Currently, a lot of skeptics in Philadelphia wonder what was so sparkling about Chuck Fletcher’s performance –three first round losses in the last three years, never past the second round–that he became coveted by the Flyers.
Fair minded people cite circumstances contributing to these elongated chokes, like luckless matchups in tough divisional rounds. Indeed, the Blue Jackets have lost in the first round in successive years to the eventual champion.
Injuries, shots off posts, overtime goals, questionable calls . . through the emptiness of the repeated first round loss the losers are never empty of rationales of how close it came to being different this time. But a common denominator is goaltending, or the lack of it, which brings us to Sergei Bobrovsky, the greatest goalie in NHL history to never win a playoff series. The .919 regular season save percentage of this Vezina winner dips to .891 in his 24 postseason games.
Short sample sure. But you win to keep playing.
The players will tell you that when strong 82-game seasons can crash in the finger snap of seven contests or less, there is no pressure like first-round pressure. We can site example after example of how prohibitive favorites came through the initial series feeling for bullet holes and then started to roll.
When bad teams first get good, a playoff run that first year may seem like a bonus, but actually it is valuable credibility banked for rainy days to come.
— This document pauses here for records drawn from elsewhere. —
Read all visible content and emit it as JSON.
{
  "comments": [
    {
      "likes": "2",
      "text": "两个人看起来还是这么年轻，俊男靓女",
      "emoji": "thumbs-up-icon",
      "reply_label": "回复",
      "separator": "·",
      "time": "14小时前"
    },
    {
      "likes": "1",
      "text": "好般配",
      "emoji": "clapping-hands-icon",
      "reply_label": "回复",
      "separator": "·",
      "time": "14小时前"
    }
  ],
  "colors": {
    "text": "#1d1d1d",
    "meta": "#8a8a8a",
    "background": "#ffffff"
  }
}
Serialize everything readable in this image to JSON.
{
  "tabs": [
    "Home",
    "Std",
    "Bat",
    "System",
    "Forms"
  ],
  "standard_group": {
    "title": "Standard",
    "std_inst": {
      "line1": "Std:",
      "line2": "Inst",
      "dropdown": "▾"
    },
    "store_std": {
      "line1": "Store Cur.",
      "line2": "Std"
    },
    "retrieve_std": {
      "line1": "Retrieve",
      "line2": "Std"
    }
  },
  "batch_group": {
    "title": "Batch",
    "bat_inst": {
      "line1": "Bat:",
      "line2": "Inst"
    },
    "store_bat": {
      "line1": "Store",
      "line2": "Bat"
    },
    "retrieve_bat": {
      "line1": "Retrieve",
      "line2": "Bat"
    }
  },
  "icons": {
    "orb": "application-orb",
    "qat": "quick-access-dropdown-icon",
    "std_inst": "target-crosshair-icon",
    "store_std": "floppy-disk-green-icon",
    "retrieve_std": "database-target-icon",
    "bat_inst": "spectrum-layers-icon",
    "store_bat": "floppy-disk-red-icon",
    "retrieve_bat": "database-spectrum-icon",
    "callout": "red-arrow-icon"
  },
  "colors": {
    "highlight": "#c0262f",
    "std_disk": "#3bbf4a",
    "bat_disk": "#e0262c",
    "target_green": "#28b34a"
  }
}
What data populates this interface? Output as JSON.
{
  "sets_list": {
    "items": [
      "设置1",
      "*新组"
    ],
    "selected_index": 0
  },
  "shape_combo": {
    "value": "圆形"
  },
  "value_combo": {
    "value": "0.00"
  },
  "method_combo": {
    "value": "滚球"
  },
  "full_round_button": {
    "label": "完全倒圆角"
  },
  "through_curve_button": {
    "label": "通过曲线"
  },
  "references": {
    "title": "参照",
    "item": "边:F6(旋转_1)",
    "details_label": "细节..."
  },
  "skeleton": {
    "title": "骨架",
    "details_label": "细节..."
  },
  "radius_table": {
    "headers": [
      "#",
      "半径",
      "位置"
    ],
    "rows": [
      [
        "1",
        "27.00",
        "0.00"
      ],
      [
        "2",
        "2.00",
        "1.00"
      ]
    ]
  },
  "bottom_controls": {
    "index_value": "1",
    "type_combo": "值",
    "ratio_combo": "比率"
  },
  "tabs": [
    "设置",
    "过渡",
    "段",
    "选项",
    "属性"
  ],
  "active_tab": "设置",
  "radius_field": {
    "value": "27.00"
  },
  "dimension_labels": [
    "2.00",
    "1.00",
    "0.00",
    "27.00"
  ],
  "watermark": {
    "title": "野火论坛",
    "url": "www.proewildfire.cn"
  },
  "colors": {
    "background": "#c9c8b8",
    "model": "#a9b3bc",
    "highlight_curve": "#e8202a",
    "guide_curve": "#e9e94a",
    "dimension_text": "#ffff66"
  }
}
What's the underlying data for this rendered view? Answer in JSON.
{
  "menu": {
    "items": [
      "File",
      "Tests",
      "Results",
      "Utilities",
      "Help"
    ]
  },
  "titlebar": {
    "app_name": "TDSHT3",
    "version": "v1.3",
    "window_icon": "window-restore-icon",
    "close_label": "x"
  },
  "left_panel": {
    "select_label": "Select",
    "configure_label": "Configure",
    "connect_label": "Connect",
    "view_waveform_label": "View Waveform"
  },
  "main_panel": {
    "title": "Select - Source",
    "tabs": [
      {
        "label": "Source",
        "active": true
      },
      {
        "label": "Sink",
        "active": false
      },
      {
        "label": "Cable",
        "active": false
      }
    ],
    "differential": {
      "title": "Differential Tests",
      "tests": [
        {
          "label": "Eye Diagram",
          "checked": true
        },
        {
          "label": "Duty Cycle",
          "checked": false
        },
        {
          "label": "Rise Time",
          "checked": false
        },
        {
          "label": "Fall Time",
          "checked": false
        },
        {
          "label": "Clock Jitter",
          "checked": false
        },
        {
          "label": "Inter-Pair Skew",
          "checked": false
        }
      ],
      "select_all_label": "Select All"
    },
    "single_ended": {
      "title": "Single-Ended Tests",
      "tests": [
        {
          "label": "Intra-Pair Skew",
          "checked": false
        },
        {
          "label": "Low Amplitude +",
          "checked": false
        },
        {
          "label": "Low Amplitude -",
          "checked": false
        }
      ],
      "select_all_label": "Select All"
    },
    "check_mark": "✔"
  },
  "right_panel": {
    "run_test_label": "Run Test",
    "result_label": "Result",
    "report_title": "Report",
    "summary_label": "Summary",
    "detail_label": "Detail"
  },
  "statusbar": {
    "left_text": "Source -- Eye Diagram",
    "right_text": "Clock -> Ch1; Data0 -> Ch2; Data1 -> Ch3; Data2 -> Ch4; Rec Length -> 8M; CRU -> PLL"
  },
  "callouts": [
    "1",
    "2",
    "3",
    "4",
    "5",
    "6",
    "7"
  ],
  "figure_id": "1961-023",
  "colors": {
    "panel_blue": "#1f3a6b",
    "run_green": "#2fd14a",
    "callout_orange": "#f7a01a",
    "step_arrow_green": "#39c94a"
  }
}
As high expectations can turn to the dread of failure, winning in the post-season gets a whole lot harder in subsequent years, especially now that the cap shortens your time with a franchise’s most trusted foot soldiers.
This become especially true for teams who don’t feel they can afford to spend to the cap. Columbus, currently with the fourth most unused dollars of all NHL teams, is apparently one of them.
The window in Columbus could close soon after it has opened. Bobrovsky becomes a free agent July 1, with the sticker price to be set by how far he goes this spring, should he go anywhere at all. If Artemi Panarin, also a free agent, wants to stay, he probably would have committed to do so by now. It may take a good spring run to keep him, as presumably was the case last spring with Washington’s John Carlson
All this baggage–impending loss of a franchise goalie and a point-a-game plus scorer–complicates the job of the uncomplicated coach, who has directed only one sustained run–of the 2012 Rangers to the conference final–since winning a Stanley Cup in 2004 at Tampa Bay.
After the Rangers let Tortorella go following bad reviews from the players, Vancouver did not go well at all for him. With no path being beaten to his door, off-the-beaten-path Columbus was presumed to be his last shot. Easily understood to be a good guy when he allows you to see it, Tortorella has coached well and behaved well in Ohio. Meantime, Ken Hitchcock has another life, too, ongoing evidence that experience still is coveted.
We’ll see what develops. Meanwhile in Columbus, the hard part has begun.